The test program was carried out by the Automotive Safety Research Institute (ASRI) in Charlottesville, Va., under the direction of Dr. Kennerly Digges, the court-appointed trustee for the research and a former National Highway Traffic Safety Administration official. The retrofit program used a series of 50 mph angled impacts from a full-size Chevrolet Caprice, a test that DOT used to find the side saddle C/K pickups defective in an initial determination in 1994 because "significant leaks/spray" occurred in side impact crashes. ASRI's research program demonstrated that a retrofit inside-the-frame 19-gallon tank with 50 percent thicker steel gauge would pass DOT's test criteria with no fuel leakage in a 50 mph side impact crash from a 4000# Chevrolet Caprice.

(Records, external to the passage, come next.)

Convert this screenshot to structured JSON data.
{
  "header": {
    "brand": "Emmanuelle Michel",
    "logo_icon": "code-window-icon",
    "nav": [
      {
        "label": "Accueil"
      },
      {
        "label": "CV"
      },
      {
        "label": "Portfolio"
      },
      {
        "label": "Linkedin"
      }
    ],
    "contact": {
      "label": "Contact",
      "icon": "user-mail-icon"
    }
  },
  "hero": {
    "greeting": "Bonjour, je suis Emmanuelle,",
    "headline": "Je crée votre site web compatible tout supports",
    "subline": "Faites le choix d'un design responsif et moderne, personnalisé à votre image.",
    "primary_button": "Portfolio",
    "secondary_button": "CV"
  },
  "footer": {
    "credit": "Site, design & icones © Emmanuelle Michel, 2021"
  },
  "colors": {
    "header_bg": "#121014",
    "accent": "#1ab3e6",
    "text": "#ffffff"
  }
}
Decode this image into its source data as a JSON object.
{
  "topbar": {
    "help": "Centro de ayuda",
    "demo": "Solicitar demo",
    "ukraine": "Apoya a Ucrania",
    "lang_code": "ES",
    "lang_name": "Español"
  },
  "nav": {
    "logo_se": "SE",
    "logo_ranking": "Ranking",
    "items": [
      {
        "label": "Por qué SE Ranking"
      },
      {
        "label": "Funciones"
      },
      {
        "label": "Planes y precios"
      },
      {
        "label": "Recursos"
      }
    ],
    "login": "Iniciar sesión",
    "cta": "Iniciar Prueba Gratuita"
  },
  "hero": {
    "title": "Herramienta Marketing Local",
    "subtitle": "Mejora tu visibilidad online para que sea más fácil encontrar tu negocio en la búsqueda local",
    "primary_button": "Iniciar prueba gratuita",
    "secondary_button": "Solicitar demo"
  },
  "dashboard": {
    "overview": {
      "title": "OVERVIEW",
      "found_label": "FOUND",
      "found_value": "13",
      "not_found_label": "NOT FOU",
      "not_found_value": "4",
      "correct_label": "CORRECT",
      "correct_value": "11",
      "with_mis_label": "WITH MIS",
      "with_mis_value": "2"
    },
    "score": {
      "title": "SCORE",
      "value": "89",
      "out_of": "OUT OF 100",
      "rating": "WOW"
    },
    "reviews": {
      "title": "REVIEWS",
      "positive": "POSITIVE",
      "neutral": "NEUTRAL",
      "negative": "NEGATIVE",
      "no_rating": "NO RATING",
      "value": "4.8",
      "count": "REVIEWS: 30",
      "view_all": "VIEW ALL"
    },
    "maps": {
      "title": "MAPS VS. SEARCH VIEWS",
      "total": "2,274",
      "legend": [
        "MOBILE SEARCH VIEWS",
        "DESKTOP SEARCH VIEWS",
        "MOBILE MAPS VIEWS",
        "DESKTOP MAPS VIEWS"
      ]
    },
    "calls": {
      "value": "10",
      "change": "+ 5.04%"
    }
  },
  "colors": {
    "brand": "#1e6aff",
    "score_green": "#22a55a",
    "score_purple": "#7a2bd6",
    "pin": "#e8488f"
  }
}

The basic defect in GM's Rolling Firebombs is the placement of an unshielded gas tank outside the frame rail where it is vulnerable to puncture in side and angled impacts. GM engineer Edward Ivey - who authored the infamous cost-benefit analysis for GM that it was worth only $2.20 in additional cost per vehicle to GM to prevent a fire death - was asked in a deposition if he could name a worse place to put a fuel tank than outside the frame rail on the side. Mr. Ivey responded, "Well, yes. You could put it on the front bumper."

Also under the class action settlement, a portion (up to $5) of every coupon sold by the CRG up to $4 million must be allocated to ASRI to secure the mass production and distribution of a successful retrofit for the side saddle fuel tanks on the C/K pickups. By filing its appeal, GM has delayed mass production of the fuel tank.

"GM Executives get their bonuses cut when the company doesn't meet financial goals. But there are no consequences for executives for refusing to recall these rolling Firebombs. Now GM is trying to block anyone else from improving the safety of these trucks. Aren't 1,800 deaths and thousands of injuries enough," said Joan Claybrook, Public Citizen's President and former National Highway Traffic Safety Administration Administrator.

Added Clarence Ditlow, CAS Executive Director, "People are dying while GM is delaying. ASRI has done what GM refused to do and what DOT would not order - development of a safer fuel tank for the 4 million GM Firebomb pickups still on the road. Hundreds of lives could have been saved if GM had followed the advice of its engineers years ago to install safe fuel systems. Instead, GM placed sales over safety and people died. We call on GM to stop the stonewalling and authorize its dealers to install the ASRI retrofit tanks in its side saddle pickups."